Two years ago, two friends and I founded an educational non-profit project, built around one simple idea: if you show people what they can already do, they are far more likely to tackle what they can't yet do.
At Climb, we run educational enrichment programmes during the school holidays for disadvantaged elementary school children and show them how much joy learning can bring. The first thing we ask them is not what they're struggling with, but what they're great at. We show them all the things they can do – and then we ask them if they think they can learn more if they can try harder.
The answer is usually a resounding ‘yes’. Being told that they "have a hard time concentrating", or that they're "still struggling to read at grade level" doesn't make children want to learn. But when we say to them, “I can see all the things you’re already really great at,” we remind them learning is possible, and furthermore, it might be fun too. When kids love to learn, they do. It’s a simple concept, and we are not the first people to think of it.
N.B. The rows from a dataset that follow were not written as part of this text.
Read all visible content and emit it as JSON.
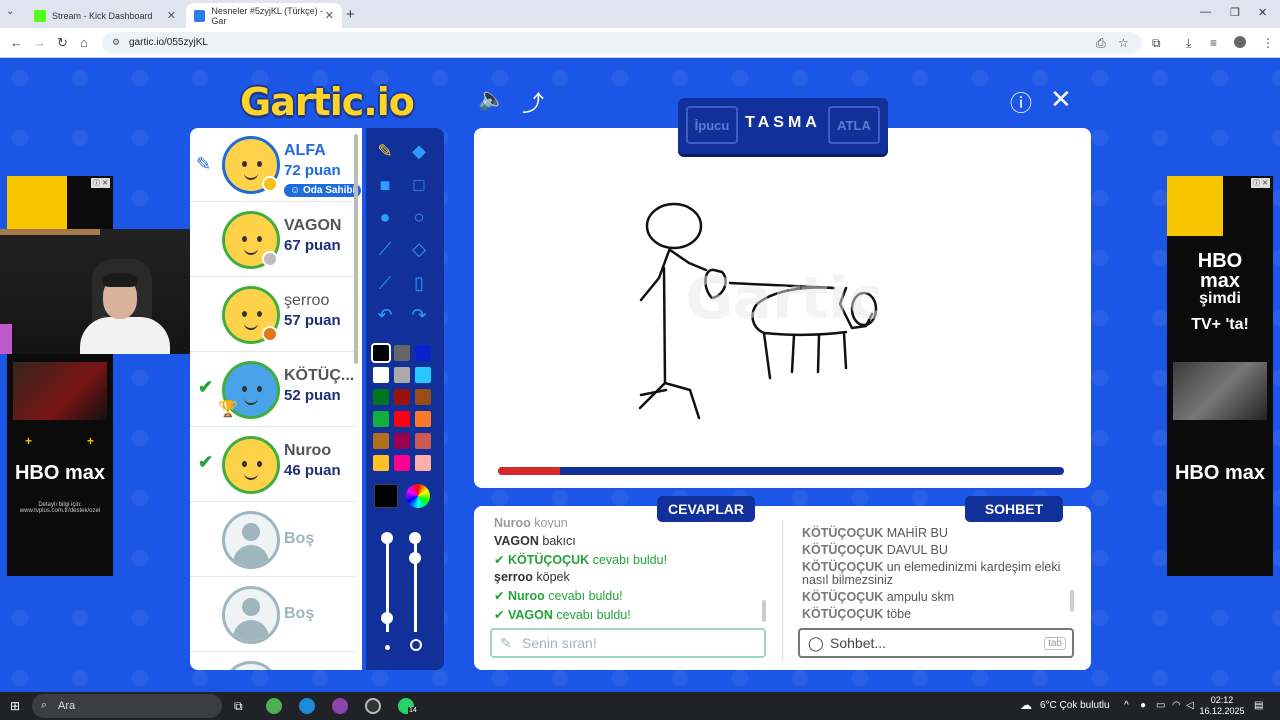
{
  "browser": {
    "tabs": [
      {
        "title": "Stream - Kick Dashboard",
        "favicon_color": "#53fc18"
      },
      {
        "title": "Nesneler #5zyjKL (Türkçe) - Gar",
        "favicon_color": "#2b7de9"
      }
    ],
    "url": "gartic.io/055zyjKL"
  },
  "logo": {
    "text": "Gartic.io"
  },
  "word_bar": {
    "hint_label": "İpucu",
    "word": "TASMA",
    "skip_label": "ATLA"
  },
  "players": [
    {
      "name": "ALFA",
      "score": "72 puan",
      "badge": "Oda Sahibi",
      "medal_color": "#f2c21b",
      "drawing": true,
      "guessed": false
    },
    {
      "name": "VAGON",
      "score": "67 puan",
      "medal_color": "#bdbdbd",
      "drawing": false,
      "guessed": false
    },
    {
      "name": "şerroo",
      "score": "57 puan",
      "medal_color": "#e07a16",
      "drawing": false,
      "guessed": false
    },
    {
      "name": "KÖTÜÇ...",
      "score": "52 puan",
      "drawing": false,
      "guessed": true,
      "trophy": true
    },
    {
      "name": "Nuroo",
      "score": "46 puan",
      "drawing": false,
      "guessed": true
    },
    {
      "name": "Boş"
    },
    {
      "name": "Boş"
    }
  ],
  "palette": [
    "#000000",
    "#666666",
    "#0a22c9",
    "#ffffff",
    "#aaaaaa",
    "#26c9ff",
    "#017420",
    "#991111",
    "#994c1b",
    "#11b03c",
    "#ff0013",
    "#ff7829",
    "#b0701c",
    "#99004e",
    "#cb5a57",
    "#ffc126",
    "#ff008f",
    "#feafa8"
  ],
  "progress": {
    "fraction": 0.11
  },
  "answers": {
    "title": "CEVAPLAR",
    "messages": [
      {
        "name": "Nuroo",
        "text": "koyun"
      },
      {
        "name": "VAGON",
        "text": "bakıcı"
      },
      {
        "name": "KÖTÜÇOÇUK",
        "text": "cevabı buldu!",
        "correct": true
      },
      {
        "name": "şerroo",
        "text": "köpek"
      },
      {
        "name": "Nuroo",
        "text": "cevabı buldu!",
        "correct": true
      },
      {
        "name": "VAGON",
        "text": "cevabı buldu!",
        "correct": true
      }
    ],
    "input_placeholder": "Senin sıran!"
  },
  "chat": {
    "title": "SOHBET",
    "messages": [
      {
        "name": "KÖTÜÇOÇUK",
        "text": "MAHİR BU"
      },
      {
        "name": "KÖTÜÇOÇUK",
        "text": "DAVUL BU"
      },
      {
        "name": "KÖTÜÇOÇUK",
        "text": "un elemedinizmi kardeşim eleki"
      },
      {
        "name": "",
        "text": "nasıl bilmezsiniz"
      },
      {
        "name": "KÖTÜÇOÇUK",
        "text": "ampulu skm"
      },
      {
        "name": "KÖTÜÇOÇUK",
        "text": "töbe"
      }
    ],
    "input_placeholder": "Sohbet...",
    "tab_key": "tab"
  },
  "ads": {
    "brand": "HBO max",
    "left_small": "Detaylı bilgi için: www.tvplus.com.tr/destek/ozel",
    "right_line1": "HBO",
    "right_line2": "max",
    "right_line3": "şimdi",
    "right_line4": "TV+ 'ta!"
  },
  "taskbar": {
    "search_label": "Ara",
    "weather": "6°C  Çok bulutlu",
    "time": "02:12",
    "date": "16.12.2025",
    "whatsapp_count": "14"
  }
}
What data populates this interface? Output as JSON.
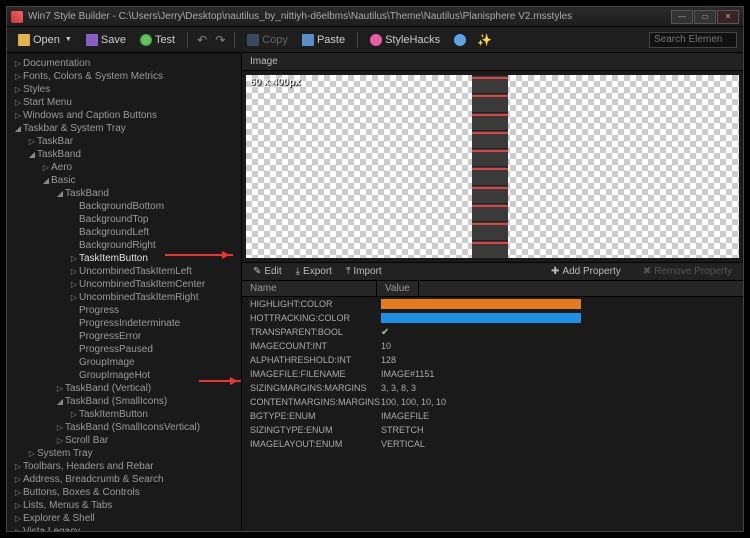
{
  "title": "Win7 Style Builder - C:\\Users\\Jerry\\Desktop\\nautilus_by_nittiyh-d6elbms\\Nautilus\\Theme\\Nautilus\\Planisphere V2.msstyles",
  "toolbar": {
    "open": "Open",
    "save": "Save",
    "test": "Test",
    "copy": "Copy",
    "paste": "Paste",
    "stylehacks": "StyleHacks"
  },
  "search_placeholder": "Search Elemen",
  "imagepanel": {
    "title": "Image",
    "dims": "60 x 400px"
  },
  "propbar": {
    "edit": "Edit",
    "export": "Export",
    "import": "Import",
    "add": "Add Property",
    "remove": "Remove Property"
  },
  "columns": {
    "name": "Name",
    "value": "Value"
  },
  "tree": [
    {
      "d": 0,
      "t": "r",
      "l": "Documentation"
    },
    {
      "d": 0,
      "t": "r",
      "l": "Fonts, Colors & System Metrics"
    },
    {
      "d": 0,
      "t": "r",
      "l": "Styles"
    },
    {
      "d": 0,
      "t": "r",
      "l": "Start Menu"
    },
    {
      "d": 0,
      "t": "r",
      "l": "Windows and Caption Buttons"
    },
    {
      "d": 0,
      "t": "d",
      "l": "Taskbar & System Tray"
    },
    {
      "d": 1,
      "t": "r",
      "l": "TaskBar"
    },
    {
      "d": 1,
      "t": "d",
      "l": "TaskBand"
    },
    {
      "d": 2,
      "t": "r",
      "l": "Aero"
    },
    {
      "d": 2,
      "t": "d",
      "l": "Basic"
    },
    {
      "d": 3,
      "t": "d",
      "l": "TaskBand"
    },
    {
      "d": 4,
      "t": "n",
      "l": "BackgroundBottom"
    },
    {
      "d": 4,
      "t": "n",
      "l": "BackgroundTop"
    },
    {
      "d": 4,
      "t": "n",
      "l": "BackgroundLeft"
    },
    {
      "d": 4,
      "t": "n",
      "l": "BackgroundRight"
    },
    {
      "d": 4,
      "t": "r",
      "l": "TaskItemButton",
      "sel": true
    },
    {
      "d": 4,
      "t": "r",
      "l": "UncombinedTaskItemLeft"
    },
    {
      "d": 4,
      "t": "r",
      "l": "UncombinedTaskItemCenter"
    },
    {
      "d": 4,
      "t": "r",
      "l": "UncombinedTaskItemRight"
    },
    {
      "d": 4,
      "t": "n",
      "l": "Progress"
    },
    {
      "d": 4,
      "t": "n",
      "l": "ProgressIndeterminate"
    },
    {
      "d": 4,
      "t": "n",
      "l": "ProgressError"
    },
    {
      "d": 4,
      "t": "n",
      "l": "ProgressPaused"
    },
    {
      "d": 4,
      "t": "n",
      "l": "GroupImage"
    },
    {
      "d": 4,
      "t": "n",
      "l": "GroupImageHot"
    },
    {
      "d": 3,
      "t": "r",
      "l": "TaskBand (Vertical)"
    },
    {
      "d": 3,
      "t": "d",
      "l": "TaskBand (SmallIcons)"
    },
    {
      "d": 4,
      "t": "r",
      "l": "TaskItemButton"
    },
    {
      "d": 3,
      "t": "r",
      "l": "TaskBand (SmallIconsVertical)"
    },
    {
      "d": 3,
      "t": "r",
      "l": "Scroll Bar"
    },
    {
      "d": 1,
      "t": "r",
      "l": "System Tray"
    },
    {
      "d": 0,
      "t": "r",
      "l": "Toolbars, Headers and Rebar"
    },
    {
      "d": 0,
      "t": "r",
      "l": "Address, Breadcrumb & Search"
    },
    {
      "d": 0,
      "t": "r",
      "l": "Buttons, Boxes & Controls"
    },
    {
      "d": 0,
      "t": "r",
      "l": "Lists, Menus & Tabs"
    },
    {
      "d": 0,
      "t": "r",
      "l": "Explorer & Shell"
    },
    {
      "d": 0,
      "t": "r",
      "l": "Vista Legacy"
    }
  ],
  "props": [
    {
      "n": "HIGHLIGHT:COLOR",
      "v": "",
      "c": "#e67a1f"
    },
    {
      "n": "HOTTRACKING:COLOR",
      "v": "",
      "c": "#1f8fe6"
    },
    {
      "n": "TRANSPARENT:BOOL",
      "v": "✓",
      "tick": true
    },
    {
      "n": "IMAGECOUNT:INT",
      "v": "10"
    },
    {
      "n": "ALPHATHRESHOLD:INT",
      "v": "128"
    },
    {
      "n": "IMAGEFILE:FILENAME",
      "v": "IMAGE#1151"
    },
    {
      "n": "SIZINGMARGINS:MARGINS",
      "v": "3, 3, 8, 3"
    },
    {
      "n": "CONTENTMARGINS:MARGINS",
      "v": "100, 100, 10, 10"
    },
    {
      "n": "BGTYPE:ENUM",
      "v": "IMAGEFILE"
    },
    {
      "n": "SIZINGTYPE:ENUM",
      "v": "STRETCH"
    },
    {
      "n": "IMAGELAYOUT:ENUM",
      "v": "VERTICAL"
    }
  ]
}
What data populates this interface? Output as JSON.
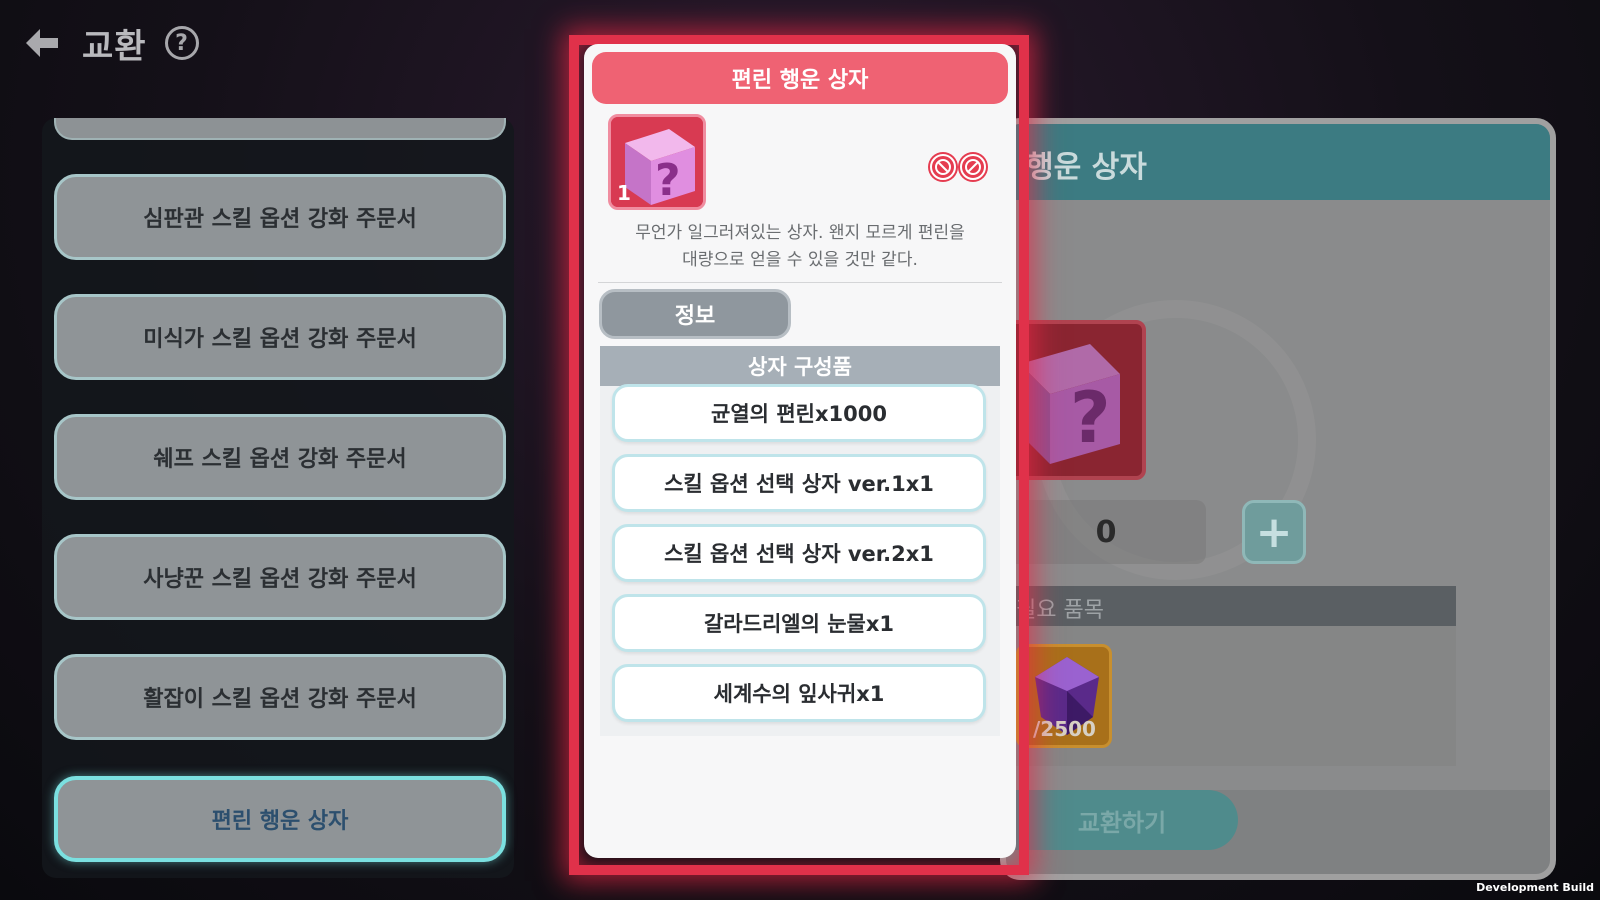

But there’s something very different about what we do, Climb isn’t just for kids. While Climb is modelled as a camp-style programme for kids, it also acts as a condensed leadership workshop and teaching boot-camp for our counsellors, who are mainly students and young professionals.
Most of them have never worked in an environment where effort is rewarded and mistakes are celebrated as evidence that you‘re trying. And so, just as with the kids, by celebrating small triumphs, we show them the enormity of their potential. We let them fail and then we praise their effort and their ability to get back in the classroom and do it again the next day. We watch them grow in confidence and then we throw them into the next challenge.
A lot of our donors ask us why we focus on educating young adults as well as children. While they all seem to understand the importance of supporting and inspiring children, many question the purpose of investing time and energy in supporting adults who have succeeded in reaching higher education or getting jobs.
My Dad likes to muse about what he sees as my generation’s lack of ambition – people not willing to do that extra shift, to take that next step on the ladder if it means moving or working longer hours. He sees my generation as unable to be changemakers. This disconnection and disempowerment affects a lot of young adults – and had I not already discovered my passion, I might well have been one of them. Essentially, the children and adults we work with face the same challenges on their way to fulfilling their potential: they don‘t really know what they‘re good at. They don‘t understand how powerful they already are... and so we teach them. And the good news is, you can, too!
Here’s what you can do:
- Tell people, and not just kids, the things they‘re doing right for a change, rather than the things they‘re doing wrong.
- Thank people for the effort they put into things. When you‘re impressed or proud or inspired by someone, tell them.
- Do things before you‘re ready.
- Don‘t diminish your achievements. When someone acknowledges you did a great job, try saying ”Thank you, I worked hard at that and I‘m really proud of it”
- Be bold and confident, and encourage others around you to be too.
Sounds like a fun world to live in, right? I‘ll see you there.